Pads' offense reverts to inert in 6-1 loss to Mets

As Jesus Guzman's drive headed to the left-field wall, it appeared the San Diego Padres were on their way to a comfortable first-inning lead.

Then Mike Baxter made a leaping catch and turned it into an inning-ending double play that held San Diego to a measly sacrifice fly.

"When the ball was hit, it looked like it might be a home run or at least off the wall," Padres manager Bud Black said.

San Diego never recovered.

Dillon Gee relaxed and struck out a career-high nine to lead the New York Mets over the Padres 6-1 Friday night.

A night after setting a season high for runs and hits (18) in an 11-5 win, San Diego reverted to the inert offense that has 151 runs through 47 games, the second-lowest total in the major leagues ahead of only Pittsburgh.

"Hopefully tomorrow will be more like yesterday and less like tonight," Chase Headley said.

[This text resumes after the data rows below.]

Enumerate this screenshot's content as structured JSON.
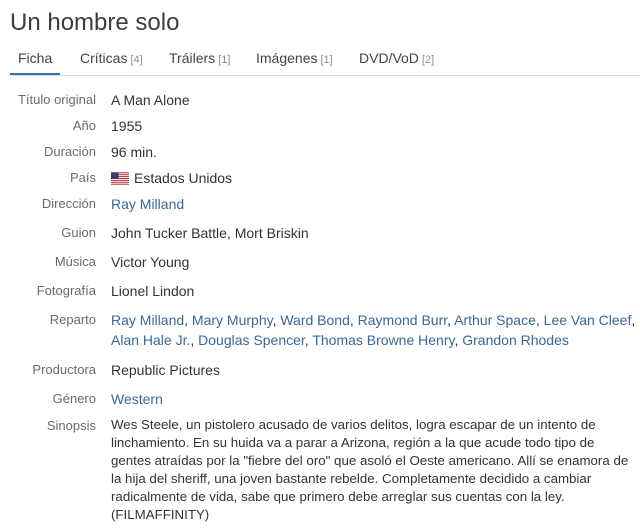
{
  "movie": {
    "title": "Un hombre solo"
  },
  "tabs": [
    {
      "label": "Ficha",
      "count": ""
    },
    {
      "label": "Críticas",
      "count": "[4]"
    },
    {
      "label": "Tráilers",
      "count": "[1]"
    },
    {
      "label": "Imágenes",
      "count": "[1]"
    },
    {
      "label": "DVD/VoD",
      "count": "[2]"
    }
  ],
  "details": {
    "original_title": {
      "label": "Título original",
      "value": "A Man Alone"
    },
    "year": {
      "label": "Año",
      "value": "1955"
    },
    "duration": {
      "label": "Duración",
      "value": "96 min."
    },
    "country": {
      "label": "País",
      "value": "Estados Unidos",
      "flag_icon": "us-flag-icon"
    },
    "director": {
      "label": "Dirección",
      "value": "Ray Milland"
    },
    "screenplay": {
      "label": "Guion",
      "value": "John Tucker Battle, Mort Briskin"
    },
    "music": {
      "label": "Música",
      "value": "Victor Young"
    },
    "photography": {
      "label": "Fotografía",
      "value": "Lionel Lindon"
    },
    "cast": {
      "label": "Reparto",
      "members": [
        "Ray Milland",
        "Mary Murphy",
        "Ward Bond",
        "Raymond Burr",
        "Arthur Space",
        "Lee Van Cleef",
        "Alan Hale Jr.",
        "Douglas Spencer",
        "Thomas Browne Henry",
        "Grandon Rhodes"
      ]
    },
    "producer": {
      "label": "Productora",
      "value": "Republic Pictures"
    },
    "genre": {
      "label": "Género",
      "value": "Western"
    },
    "synopsis": {
      "label": "Sinopsis",
      "value": "Wes Steele, un pistolero acusado de varios delitos, logra escapar de un intento de linchamiento. En su huida va a parar a Arizona, región a la que acude todo tipo de gentes atraídas por la \"fiebre del oro\" que asoló el Oeste americano. Allí se enamora de la hija del sheriff, una joven bastante rebelde. Completamente decidido a cambiar radicalmente de vida, sabe que primero debe arreglar sus cuentas con la ley. (FILMAFFINITY)"
    }
  },
  "colors": {
    "link": "#3b6894",
    "label": "#6a6a6a",
    "tab_active_underline": "#3a6fa5",
    "tab_border": "#cfdbe8"
  }
}
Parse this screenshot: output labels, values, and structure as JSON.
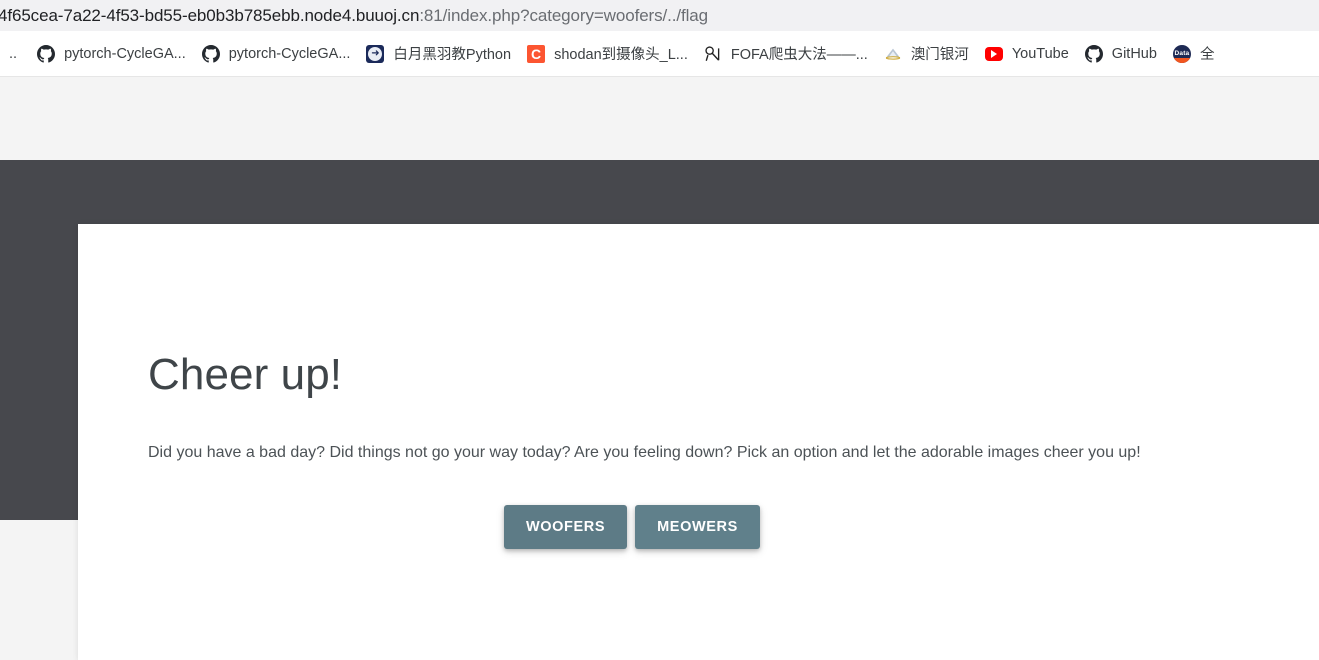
{
  "browser": {
    "url": {
      "visible_text": "4f65cea-7a22-4f53-bd55-eb0b3b785ebb.node4.buuoj.cn",
      "path": ":81/index.php?category=woofers/../flag"
    },
    "bookmarks": [
      {
        "label": "..",
        "icon": "ellipsis-icon",
        "icon_type": "ellipsis"
      },
      {
        "label": "pytorch-CycleGA...",
        "icon": "github-icon",
        "icon_type": "github"
      },
      {
        "label": "pytorch-CycleGA...",
        "icon": "github-icon",
        "icon_type": "github"
      },
      {
        "label": "白月黑羽教Python",
        "icon": "cnblogs-icon",
        "icon_type": "cnblogs"
      },
      {
        "label": "shodan到摄像头_L...",
        "icon": "csdn-icon",
        "icon_type": "csdn"
      },
      {
        "label": "FOFA爬虫大法——...",
        "icon": "fofa-icon",
        "icon_type": "fofa"
      },
      {
        "label": "澳门银河",
        "icon": "galaxy-icon",
        "icon_type": "galaxy"
      },
      {
        "label": "YouTube",
        "icon": "youtube-icon",
        "icon_type": "youtube"
      },
      {
        "label": "GitHub",
        "icon": "github-icon",
        "icon_type": "github"
      },
      {
        "label": "全",
        "icon": "data-icon",
        "icon_type": "data"
      }
    ]
  },
  "page": {
    "title": "Cheer up!",
    "description": "Did you have a bad day? Did things not go your way today? Are you feeling down? Pick an option and let the adorable images cheer you up!",
    "buttons": {
      "woofers": "WOOFERS",
      "meowers": "MEOWERS"
    }
  },
  "colors": {
    "hero_background": "#47484d",
    "page_background": "#f4f4f4",
    "card_background": "#ffffff",
    "button": "#5f7d88",
    "urlbar_background": "#f1f1f3",
    "heading_text": "#3f4549"
  }
}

Anthony Bass (2-5) allowed six runs — matching his season high — eight hits and three walks in 5 1-3 innings.

"Honestly, it's the best I felt all year," he said. "Every mistake I made they hit."

Bass was given a lead when Will Venable walked leading off and Yonder Alonso popped a single to left that put runners at the corners.

Baxter got a good read on Guzman's drive and made what he considered his best catch ever. Baxter then made a precise throw to shortstop Ronny Cedeno, who doubled up Alonso returning to first. Venable scored on the sacrifice fly.

"I think Yonder was being aggressive," Black said. "He overextended himself and couldn't get back."

Gee (4-3) allowed just the one run and four hits in seven innings, combining with Tim Byrdak and Ramon Ramirez on a four-hitter.

Following Sunday's 6-5 win at Toronto, Gee has wins in consecutive outings for the first time since he reeled off five in a row from May 13 to June 10 last year.

"That's what I want to be, is a consistent guy that you know what you're going to get every night out. Lately I haven't been that guy, and it really gets under my skin," Gee said. "I just feel my mechanics have been all out of whack. My right foot didn't know what my left foot was doing, and I just felt lost."

Lucas Duda hit a tying home run in the second, a solo drive off the front of the second deck in right. Consecutive doubles by Gee and Baxter put the Mets ahead in the third, just the second extra-base hit for Gee in 70 career at-bats. Kirk Nieuwenhuis followed with an RBI single for a 3-1 lead.

"That's another thing that was getting under my skin. I didn't have a hit yet this year," said Gee, who had been 0 for 11. "I came in the dugout and I was just gasping for air."

Baxter was filled with praise for the Padres and their organization, and he was happy to see some of his former teammates.

"He's a solid, fundamentally sound player. I think our minor league people taught him well," Black said. "He's a bright kid, our minor league guys really liked him. The cool thing is when a guy comes back and plays in his hometown."

New York, which has split the first half of the four-game series, broke it open in the fifth when Daniel Murphy hit an RBI double and slumping Ike Davis hit a two-run single.

"When he needed to escape, he couldn't," Black said of Bass. "He was great in the first inning. Later on, he left a couple of balls over the plate, and they capitalized on them."

NOTES: Van Smith, a scout for the Padres since 1991, died Thursday at the age of 67. ... Carlos Quentin, still recovering from right knee surgery in spring training, was supposed to made a rehab appearance for Class A Lake Elsinore. He also played for the Storm on May 9 and 10. ... Black said that a ball Venable fouled off his foot hit him in the exact same spot he was hit earlier this week. "He's s fine," Black said.